Crystal Collier said...

I think stories that stem from life tend to carry an emotional depth that others don't quite reach. Great interview!

E.G. Moore said...

Salvage sounds right up my alley!


Stephanie Garber said...

Great interview--I really liked the tips on world building. I was intrigued by this book before, but now I am going to read it for sure. Thanks so much Alexandra and Natalie!

Carl Scott said...

Sounds good to me. I like Beth Revis too, but once you start referencing Margaret Atwood I'm all in. She's a hero of mine. Thanks for the chance to win a copy of Salvage. carlscott(at)prodigy(dot)net(dot)mx

I also tweeted a link to this post: https://twitter.com/carlrscott/status/458762705306808320

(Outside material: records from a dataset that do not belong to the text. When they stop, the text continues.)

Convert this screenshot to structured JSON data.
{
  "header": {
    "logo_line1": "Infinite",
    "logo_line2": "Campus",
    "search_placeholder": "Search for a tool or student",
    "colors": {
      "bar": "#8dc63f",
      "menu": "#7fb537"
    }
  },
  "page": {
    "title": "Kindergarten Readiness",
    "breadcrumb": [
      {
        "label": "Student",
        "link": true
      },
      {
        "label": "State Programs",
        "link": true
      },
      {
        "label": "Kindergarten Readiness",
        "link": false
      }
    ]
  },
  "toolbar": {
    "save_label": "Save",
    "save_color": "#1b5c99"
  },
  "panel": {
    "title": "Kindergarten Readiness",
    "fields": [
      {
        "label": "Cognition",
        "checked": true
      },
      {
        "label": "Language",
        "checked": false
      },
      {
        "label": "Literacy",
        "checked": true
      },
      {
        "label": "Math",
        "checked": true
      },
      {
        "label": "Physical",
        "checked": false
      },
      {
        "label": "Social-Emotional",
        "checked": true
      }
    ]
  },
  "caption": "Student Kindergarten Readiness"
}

Tammy Theriault said...

Alexandra not only looks like a gem but talks like a gem!!

Anonymous said...

Salvage sounds like an amazing story. I'd love to read it. sharif(at)sharifwrites(dot)com

And I'm thrilled I won Dear Killer.

Jocelyn Rish said...

I just finished reading The 100, so I'm in space-station-to-Earth mode, so this seems like a great book to read while I'm in the sci-fi mood. I love her story about a random thing ending up becoming a big part of world building because I had a few things like that in my WIP, too I just dropped something small in that became something so important later - I guess your subconscious is always working behind the scenes. :-)

Nicole said...

This sounds right up my alley! Thanks for the interview. It was fun to read about its (and your!) journey to publication.

TerryLynnJohnson said...

I've heard good things about this one! Thanks for the giveaway

Bluerose said...

I've been curious about this one!

I tweeted: https://twitter.com/BluerosesHeart/status/461525738907516931

bluerosesheart at yahoo dot com

Unknown said...

Sounds great & the book is now on my reading list!

Layla said...


Erica said...

I would totally love to enter!

thebookcellarx @ gmail.com